Items from an interface collection:
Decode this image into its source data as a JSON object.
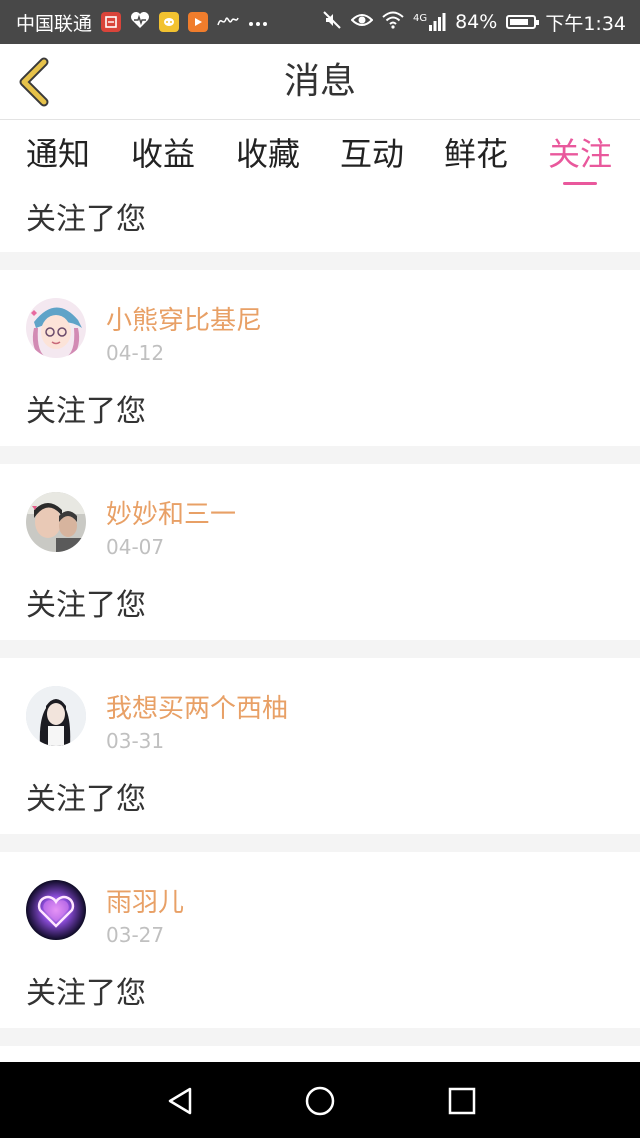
{
  "status_bar": {
    "carrier": "中国联通",
    "network": "4G",
    "battery": "84%",
    "battery_level": 0.84,
    "time": "下午1:34",
    "icons": [
      "app-badge-icon",
      "health-icon",
      "chat-icon",
      "video-icon",
      "signature-icon",
      "more-dots-icon",
      "mute-icon",
      "eye-icon",
      "wifi-icon",
      "signal-icon",
      "battery-icon"
    ]
  },
  "header": {
    "title": "消息",
    "back_icon": "chevron-left-icon"
  },
  "tabs": [
    {
      "label": "通知",
      "active": false
    },
    {
      "label": "收益",
      "active": false
    },
    {
      "label": "收藏",
      "active": false
    },
    {
      "label": "互动",
      "active": false
    },
    {
      "label": "鲜花",
      "active": false
    },
    {
      "label": "关注",
      "active": true
    }
  ],
  "partial_item": {
    "message": "关注了您"
  },
  "items": [
    {
      "name": "小熊穿比基尼",
      "date": "04-12",
      "message": "关注了您"
    },
    {
      "name": "妙妙和三一",
      "date": "04-07",
      "message": "关注了您"
    },
    {
      "name": "我想买两个西柚",
      "date": "03-31",
      "message": "关注了您"
    },
    {
      "name": "雨羽儿",
      "date": "03-27",
      "message": "关注了您"
    }
  ],
  "colors": {
    "accent": "#e9589c",
    "username": "#e8a066",
    "date": "#c0c0c0",
    "back_icon": "#e6c24a"
  },
  "nav_bar": {
    "icons": [
      "back-triangle-icon",
      "home-circle-icon",
      "recents-square-icon"
    ]
  }
}
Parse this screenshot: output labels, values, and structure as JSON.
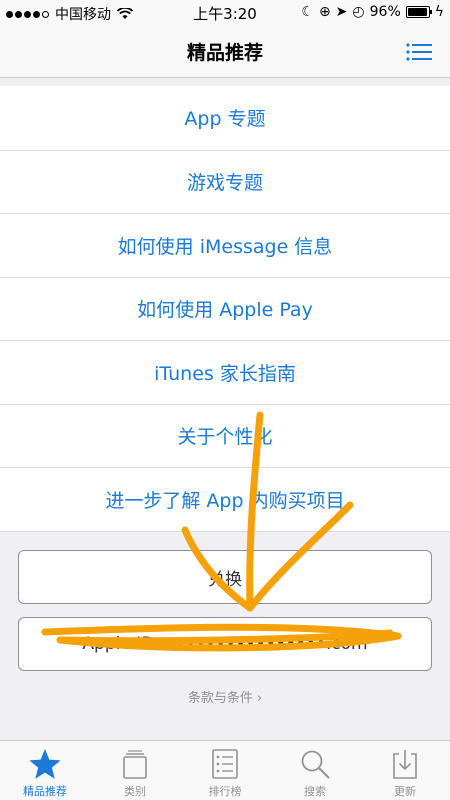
{
  "status_bar": {
    "carrier": "中国移动",
    "time": "上午3:20",
    "battery": "96%",
    "battery_level": 0.96
  },
  "nav": {
    "title": "精品推荐"
  },
  "links": [
    "App 专题",
    "游戏专题",
    "如何使用 iMessage 信息",
    "如何使用 Apple Pay",
    "iTunes 家长指南",
    "关于个性化",
    "进一步了解 App 内购买项目"
  ],
  "buttons": {
    "redeem": "兑换",
    "account": "Apple ID: ••••••••••••••••.com"
  },
  "terms": "条款与条件 ›",
  "tabs": [
    {
      "label": "精品推荐",
      "icon": "star-icon"
    },
    {
      "label": "类别",
      "icon": "categories-icon"
    },
    {
      "label": "排行榜",
      "icon": "list-icon"
    },
    {
      "label": "搜索",
      "icon": "search-icon"
    },
    {
      "label": "更新",
      "icon": "updates-icon"
    }
  ],
  "colors": {
    "accent": "#1a7ad6",
    "scribble": "#f5a10a"
  }
}
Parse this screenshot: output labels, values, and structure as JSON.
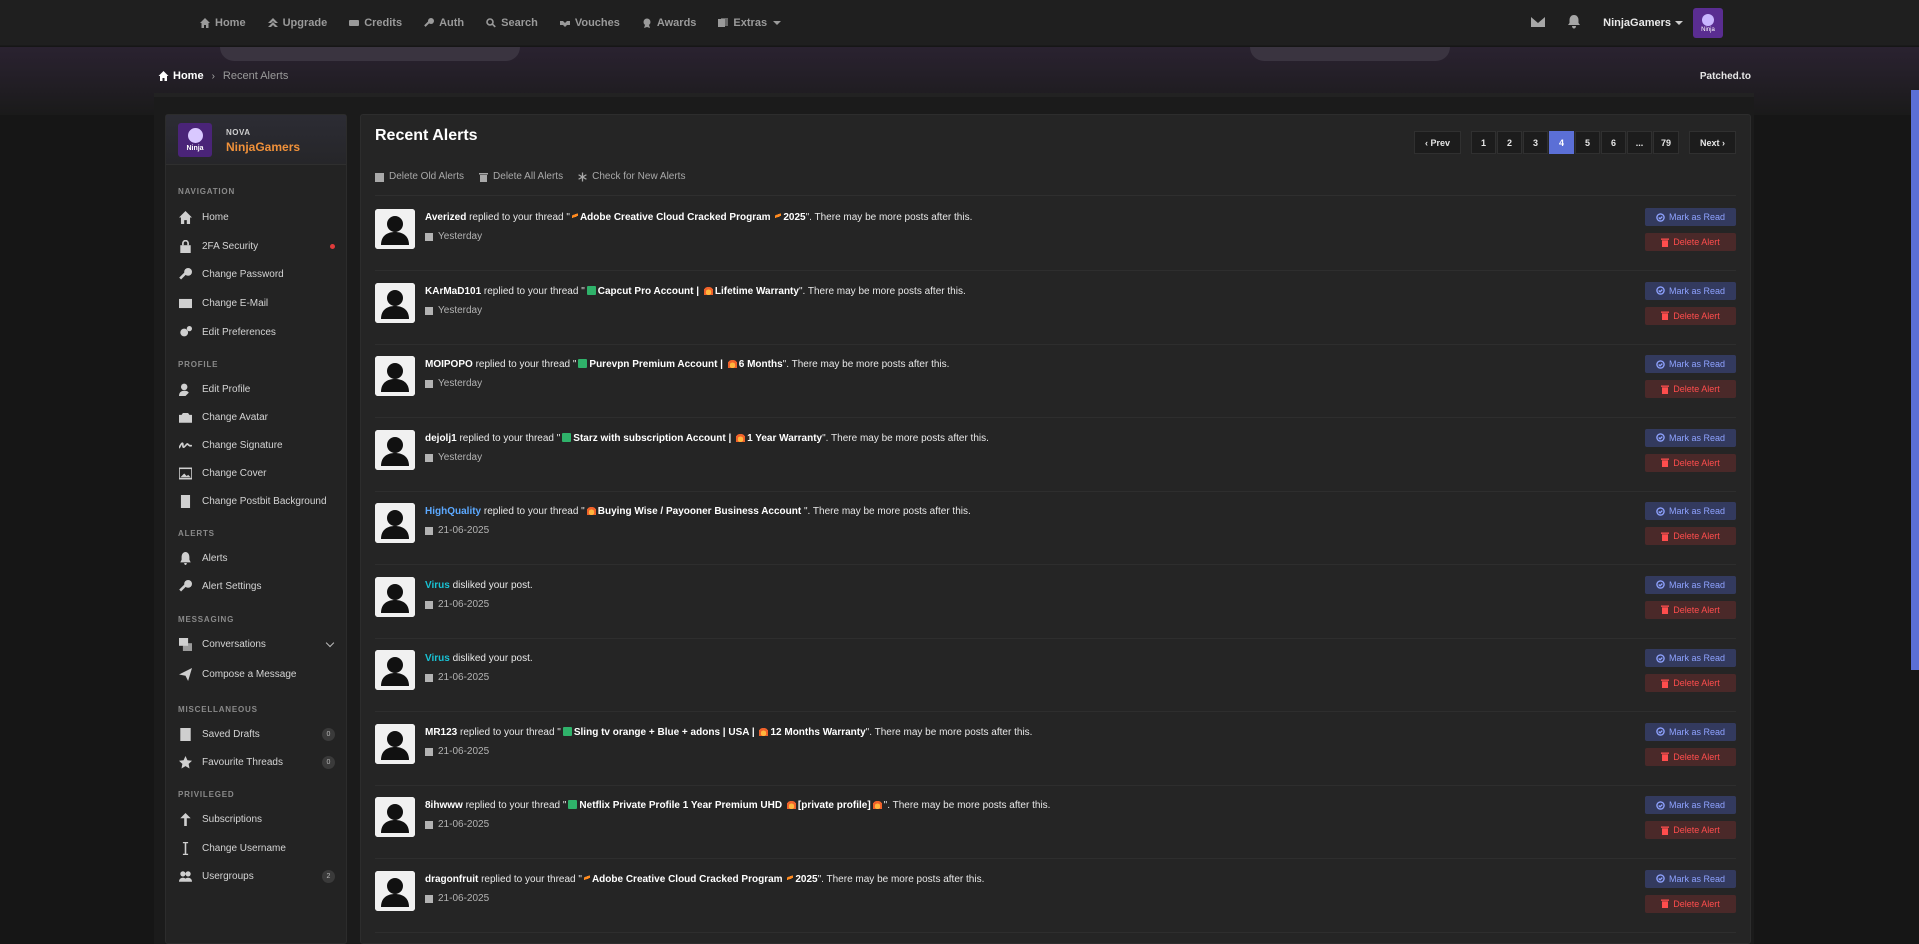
{
  "nav": {
    "items": [
      {
        "label": "Home",
        "icon": "home-icon"
      },
      {
        "label": "Upgrade",
        "icon": "upgrade-icon"
      },
      {
        "label": "Credits",
        "icon": "credits-icon"
      },
      {
        "label": "Auth",
        "icon": "key-icon"
      },
      {
        "label": "Search",
        "icon": "search-icon"
      },
      {
        "label": "Vouches",
        "icon": "handshake-icon"
      },
      {
        "label": "Awards",
        "icon": "award-icon"
      },
      {
        "label": "Extras",
        "icon": "extras-icon"
      }
    ],
    "username": "NinjaGamers",
    "avatar_text": "Ninja"
  },
  "breadcrumb": {
    "home": "Home",
    "current": "Recent Alerts"
  },
  "site_name": "Patched.to",
  "sidebar": {
    "role": "NOVA",
    "username": "NinjaGamers",
    "avatar_text": "Ninja",
    "sections": {
      "navigation": "NAVIGATION",
      "profile": "PROFILE",
      "alerts": "ALERTS",
      "messaging": "MESSAGING",
      "misc": "MISCELLANEOUS",
      "privileged": "PRIVILEGED"
    },
    "items": {
      "home": "Home",
      "security": "2FA Security",
      "password": "Change Password",
      "email": "Change E-Mail",
      "prefs": "Edit Preferences",
      "edit_profile": "Edit Profile",
      "avatar": "Change Avatar",
      "signature": "Change Signature",
      "cover": "Change Cover",
      "postbit": "Change Postbit Background",
      "alerts": "Alerts",
      "alert_settings": "Alert Settings",
      "conversations": "Conversations",
      "compose": "Compose a Message",
      "drafts": "Saved Drafts",
      "drafts_count": "0",
      "favs": "Favourite Threads",
      "favs_count": "0",
      "subs": "Subscriptions",
      "change_username": "Change Username",
      "usergroups": "Usergroups",
      "usergroups_count": "2"
    }
  },
  "main": {
    "title": "Recent Alerts",
    "pager": {
      "prev": "Prev",
      "pages": [
        "1",
        "2",
        "3",
        "4",
        "5",
        "6",
        "...",
        "79"
      ],
      "active": "4",
      "next": "Next"
    },
    "actions": {
      "delete_old": "Delete Old Alerts",
      "delete_all": "Delete All Alerts",
      "check_new": "Check for New Alerts"
    },
    "mark_read": "Mark as Read",
    "delete_alert": "Delete Alert",
    "alerts": [
      {
        "user": "Averized",
        "action": " replied to your thread \"",
        "thread_a": "Adobe Creative Cloud Cracked Program",
        "thread_b": "2025",
        "suffix": "\". There may be more posts after this.",
        "date": "Yesterday"
      },
      {
        "user": "KArMaD101",
        "action": " replied to your thread \"",
        "thread_a": "Capcut Pro Account |",
        "thread_b": "Lifetime Warranty",
        "suffix": "\". There may be more posts after this.",
        "date": "Yesterday"
      },
      {
        "user": "MOIPOPO",
        "action": " replied to your thread \"",
        "thread_a": "Purevpn Premium Account |",
        "thread_b": "6 Months",
        "suffix": "\". There may be more posts after this.",
        "date": "Yesterday"
      },
      {
        "user": "dejolj1",
        "action": " replied to your thread \"",
        "thread_a": "Starz with subscription Account |",
        "thread_b": "1 Year Warranty",
        "suffix": "\". There may be more posts after this.",
        "date": "Yesterday"
      },
      {
        "user": "HighQuality",
        "action": " replied to your thread \"",
        "thread_a": "Buying Wise / Payooner Business Account",
        "thread_b": "",
        "suffix": "\". There may be more posts after this.",
        "date": "21-06-2025"
      },
      {
        "user": "Virus",
        "action": " disliked your post.",
        "thread_a": "",
        "thread_b": "",
        "suffix": "",
        "date": "21-06-2025"
      },
      {
        "user": "Virus",
        "action": " disliked your post.",
        "thread_a": "",
        "thread_b": "",
        "suffix": "",
        "date": "21-06-2025"
      },
      {
        "user": "MR123",
        "action": " replied to your thread \"",
        "thread_a": "Sling tv orange + Blue + adons | USA |",
        "thread_b": "12 Months Warranty",
        "suffix": "\". There may be more posts after this.",
        "date": "21-06-2025"
      },
      {
        "user": "8ihwww",
        "action": " replied to your thread \"",
        "thread_a": "Netflix Private Profile 1 Year Premium UHD",
        "thread_b": "[private profile]",
        "suffix": "\". There may be more posts after this.",
        "date": "21-06-2025"
      },
      {
        "user": "dragonfruit",
        "action": " replied to your thread \"",
        "thread_a": "Adobe Creative Cloud Cracked Program",
        "thread_b": "2025",
        "suffix": "\". There may be more posts after this.",
        "date": "21-06-2025"
      }
    ]
  },
  "colors": {
    "accent": "#5b6fd6",
    "brand_orange": "#f0913a",
    "danger": "#ff4d4d",
    "link_blue": "#5ca9ff",
    "cyan": "#19c2d4"
  }
}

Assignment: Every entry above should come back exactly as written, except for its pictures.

Answer space:
Decode this image into its source data as a JSON object.
{
  "status_bar": {
    "carrier": "中国联通",
    "network": "4G",
    "battery": "84%",
    "battery_level": 0.84,
    "time": "下午1:34",
    "icons": [
      "app-badge-icon",
      "health-icon",
      "chat-icon",
      "video-icon",
      "signature-icon",
      "more-dots-icon",
      "mute-icon",
      "eye-icon",
      "wifi-icon",
      "signal-icon",
      "battery-icon"
    ]
  },
  "header": {
    "title": "消息",
    "back_icon": "chevron-left-icon"
  },
  "tabs": [
    {
      "label": "通知",
      "active": false
    },
    {
      "label": "收益",
      "active": false
    },
    {
      "label": "收藏",
      "active": false
    },
    {
      "label": "互动",
      "active": false
    },
    {
      "label": "鲜花",
      "active": false
    },
    {
      "label": "关注",
      "active": true
    }
  ],
  "partial_item": {
    "message": "关注了您"
  },
  "items": [
    {
      "name": "小熊穿比基尼",
      "date": "04-12",
      "message": "关注了您"
    },
    {
      "name": "妙妙和三一",
      "date": "04-07",
      "message": "关注了您"
    },
    {
      "name": "我想买两个西柚",
      "date": "03-31",
      "message": "关注了您"
    },
    {
      "name": "雨羽儿",
      "date": "03-27",
      "message": "关注了您"
    }
  ],
  "colors": {
    "accent": "#e9589c",
    "username": "#e8a066",
    "date": "#c0c0c0",
    "back_icon": "#e6c24a"
  },
  "nav_bar": {
    "icons": [
      "back-triangle-icon",
      "home-circle-icon",
      "recents-square-icon"
    ]
  }
}
Parse this screenshot: output labels, values, and structure as JSON.
{
  "status_bar": {
    "carrier": "中国移动",
    "time": "上午3:20",
    "battery": "96%",
    "battery_level": 0.96
  },
  "nav": {
    "title": "精品推荐"
  },
  "links": [
    "App 专题",
    "游戏专题",
    "如何使用 iMessage 信息",
    "如何使用 Apple Pay",
    "iTunes 家长指南",
    "关于个性化",
    "进一步了解 App 内购买项目"
  ],
  "buttons": {
    "redeem": "兑换",
    "account": "Apple ID: ••••••••••••••••.com"
  },
  "terms": "条款与条件 ›",
  "tabs": [
    {
      "label": "精品推荐",
      "icon": "star-icon"
    },
    {
      "label": "类别",
      "icon": "categories-icon"
    },
    {
      "label": "排行榜",
      "icon": "list-icon"
    },
    {
      "label": "搜索",
      "icon": "search-icon"
    },
    {
      "label": "更新",
      "icon": "updates-icon"
    }
  ],
  "colors": {
    "accent": "#1a7ad6",
    "scribble": "#f5a10a"
  }
}
Parse this screenshot: output labels, values, and structure as JSON.
{
  "nav": {
    "items": [
      {
        "label": "Home",
        "icon": "home-icon"
      },
      {
        "label": "Upgrade",
        "icon": "upgrade-icon"
      },
      {
        "label": "Credits",
        "icon": "credits-icon"
      },
      {
        "label": "Auth",
        "icon": "key-icon"
      },
      {
        "label": "Search",
        "icon": "search-icon"
      },
      {
        "label": "Vouches",
        "icon": "handshake-icon"
      },
      {
        "label": "Awards",
        "icon": "award-icon"
      },
      {
        "label": "Extras",
        "icon": "extras-icon"
      }
    ],
    "username": "NinjaGamers",
    "avatar_text": "Ninja"
  },
  "breadcrumb": {
    "home": "Home",
    "current": "Recent Alerts"
  },
  "site_name": "Patched.to",
  "sidebar": {
    "role": "NOVA",
    "username": "NinjaGamers",
    "avatar_text": "Ninja",
    "sections": {
      "navigation": "NAVIGATION",
      "profile": "PROFILE",
      "alerts": "ALERTS",
      "messaging": "MESSAGING",
      "misc": "MISCELLANEOUS",
      "privileged": "PRIVILEGED"
    },
    "items": {
      "home": "Home",
      "security": "2FA Security",
      "password": "Change Password",
      "email": "Change E-Mail",
      "prefs": "Edit Preferences",
      "edit_profile": "Edit Profile",
      "avatar": "Change Avatar",
      "signature": "Change Signature",
      "cover": "Change Cover",
      "postbit": "Change Postbit Background",
      "alerts": "Alerts",
      "alert_settings": "Alert Settings",
      "conversations": "Conversations",
      "compose": "Compose a Message",
      "drafts": "Saved Drafts",
      "drafts_count": "0",
      "favs": "Favourite Threads",
      "favs_count": "0",
      "subs": "Subscriptions",
      "change_username": "Change Username",
      "usergroups": "Usergroups",
      "usergroups_count": "2"
    }
  },
  "main": {
    "title": "Recent Alerts",
    "pager": {
      "prev": "Prev",
      "pages": [
        "1",
        "2",
        "3",
        "4",
        "5",
        "6",
        "...",
        "79"
      ],
      "active": "4",
      "next": "Next"
    },
    "actions": {
      "delete_old": "Delete Old Alerts",
      "delete_all": "Delete All Alerts",
      "check_new": "Check for New Alerts"
    },
    "mark_read": "Mark as Read",
    "delete_alert": "Delete Alert",
    "alerts": [
      {
        "user": "Averized",
        "action": " replied to your thread \"",
        "thread_a": "Adobe Creative Cloud Cracked Program",
        "thread_b": "2025",
        "suffix": "\". There may be more posts after this.",
        "date": "Yesterday"
      },
      {
        "user": "KArMaD101",
        "action": " replied to your thread \"",
        "thread_a": "Capcut Pro Account |",
        "thread_b": "Lifetime Warranty",
        "suffix": "\". There may be more posts after this.",
        "date": "Yesterday"
      },
      {
        "user": "MOIPOPO",
        "action": " replied to your thread \"",
        "thread_a": "Purevpn Premium Account |",
        "thread_b": "6 Months",
        "suffix": "\". There may be more posts after this.",
        "date": "Yesterday"
      },
      {
        "user": "dejolj1",
        "action": " replied to your thread \"",
        "thread_a": "Starz with subscription Account |",
        "thread_b": "1 Year Warranty",
        "suffix": "\". There may be more posts after this.",
        "date": "Yesterday"
      },
      {
        "user": "HighQuality",
        "action": " replied to your thread \"",
        "thread_a": "Buying Wise / Payooner Business Account",
        "thread_b": "",
        "suffix": "\". There may be more posts after this.",
        "date": "21-06-2025"
      },
      {
        "user": "Virus",
        "action": " disliked your post.",
        "thread_a": "",
        "thread_b": "",
        "suffix": "",
        "date": "21-06-2025"
      },
      {
        "user": "Virus",
        "action": " disliked your post.",
        "thread_a": "",
        "thread_b": "",
        "suffix": "",
        "date": "21-06-2025"
      },
      {
        "user": "MR123",
        "action": " replied to your thread \"",
        "thread_a": "Sling tv orange + Blue + adons | USA |",
        "thread_b": "12 Months Warranty",
        "suffix": "\". There may be more posts after this.",
        "date": "21-06-2025"
      },
      {
        "user": "8ihwww",
        "action": " replied to your thread \"",
        "thread_a": "Netflix Private Profile 1 Year Premium UHD",
        "thread_b": "[private profile]",
        "suffix": "\". There may be more posts after this.",
        "date": "21-06-2025"
      },
      {
        "user": "dragonfruit",
        "action": " replied to your thread \"",
        "thread_a": "Adobe Creative Cloud Cracked Program",
        "thread_b": "2025",
        "suffix": "\". There may be more posts after this.",
        "date": "21-06-2025"
      }
    ]
  },
  "colors": {
    "accent": "#5b6fd6",
    "brand_orange": "#f0913a",
    "danger": "#ff4d4d",
    "link_blue": "#5ca9ff",
    "cyan": "#19c2d4"
  }
}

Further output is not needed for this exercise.